### RECORD EXCERPTS

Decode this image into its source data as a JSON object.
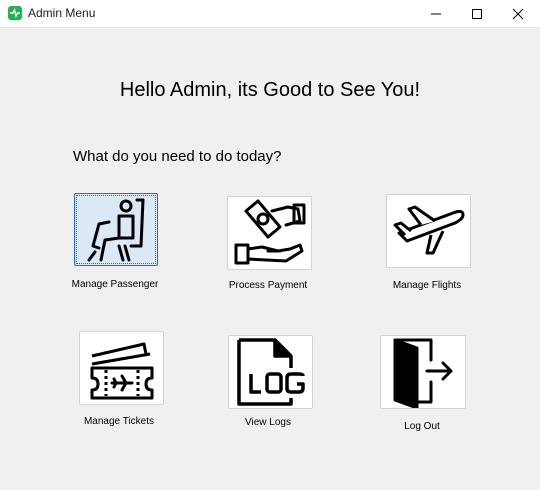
{
  "window": {
    "title": "Admin Menu",
    "controls": [
      "minimize-icon",
      "maximize-icon",
      "close-icon"
    ]
  },
  "main": {
    "greeting": "Hello Admin, its Good to See You!",
    "prompt": "What do you need to do today?"
  },
  "menu": {
    "items": [
      {
        "label": "Manage Passenger",
        "icon": "passenger-seat-icon",
        "selected": true
      },
      {
        "label": "Process Payment",
        "icon": "payment-hand-icon",
        "selected": false
      },
      {
        "label": "Manage Flights",
        "icon": "airplane-icon",
        "selected": false
      },
      {
        "label": "Manage Tickets",
        "icon": "ticket-icon",
        "selected": false
      },
      {
        "label": "View Logs",
        "icon": "log-file-icon",
        "selected": false
      },
      {
        "label": "Log Out",
        "icon": "logout-door-icon",
        "selected": false
      }
    ]
  },
  "colors": {
    "app_icon": "#25b34b",
    "selection_border": "#1e6fd0",
    "selection_fill": "#dbe9f6",
    "window_bg": "#f0f0f0"
  }
}
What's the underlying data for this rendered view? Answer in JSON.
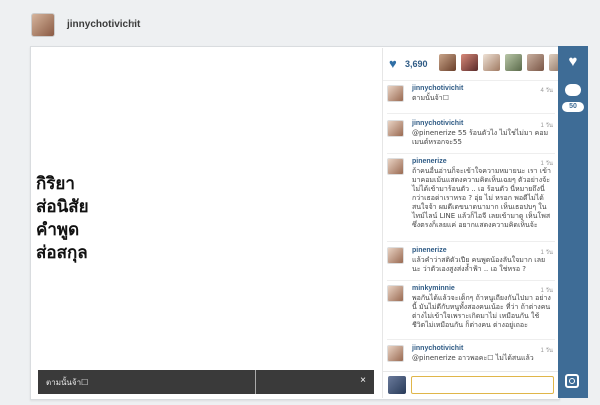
{
  "header": {
    "username": "jinnychotivichit",
    "caret": "▾"
  },
  "photo": {
    "lines": [
      "กิริยา",
      "ส่อนิสัย",
      "คำพูด",
      "ส่อสกุล"
    ]
  },
  "caption_bar": {
    "text": "ตามนั้นจ้า☐",
    "close": "×"
  },
  "likes": {
    "count": "3,690",
    "heart_icon": "heart-icon"
  },
  "comments": [
    {
      "user": "jinnychotivichit",
      "time": "4 วัน",
      "text": "ตามนั้นจ้า☐"
    },
    {
      "user": "jinnychotivichit",
      "time": "1 วัน",
      "text": "@pinenerize 55 ร้อนตัวไง ไม่ใช่ไม่มา คอมเมนต์หรอกจะ55"
    },
    {
      "user": "pinenerize",
      "time": "1 วัน",
      "text": "ถ้าคนอื่นอ่านก็จะเข้าใจความหมายนะ เรา เข้ามาคอมเม้นแสดงความคิดเห็นเฉยๆ ตัวอย่างจ้ะ ไม่ได้เข้ามาร้อนตัว .. เอ ร้อนตัว นี่หมายถึงนี่กว่าเธอด่าเราหรอ ? อุ่ย ไม่ หรอก พอดีไม่ได้สนใจจ้า ผมดีเดขนาดนามาก เห็นเธอปบๆ ในไทม์ไลน์ LINE แล้วก็ไอจี เลยเข้ามาดู เห็นโพสซึ่งตรงก็เลยแค่ อยากแสดงความคิดเห็นจ้ะ"
    },
    {
      "user": "pinenerize",
      "time": "1 วัน",
      "text": "แล้วคำว่าสติตัวเปีย คนพูดน้องลันใจมาก เลยนะ ว่าตัวเองสูงส่งล้ำฟ้า .. เอ ใช่หรอ ?"
    },
    {
      "user": "minkyminnie",
      "time": "1 วัน",
      "text": "พอกันได้แล้วจะเด็กๆ ถ้าหนูเถียงกันไปมา อย่างนี้ มันไม่ดีกับหนูทั้งสองคนเน้อะ ที่ว่า ถ้าต่างคนต่างไม่เข้าใจเพราะเกิดมาไม่ เหมือนกัน ใช้ชีวิตไม่เหมือนกัน ก็ต่างคน ต่างอยู่เถอะ"
    },
    {
      "user": "jinnychotivichit",
      "time": "1 วัน",
      "text": "@pinenerize อาวพอคะ☐ ไม่ได้สนแล้ว"
    }
  ],
  "input": {
    "placeholder": ""
  },
  "rail": {
    "comment_count": "50"
  }
}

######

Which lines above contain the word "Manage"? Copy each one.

        "label": "Manage Passenger",
        "label": "Manage Flights",
        "label": "Manage Tickets",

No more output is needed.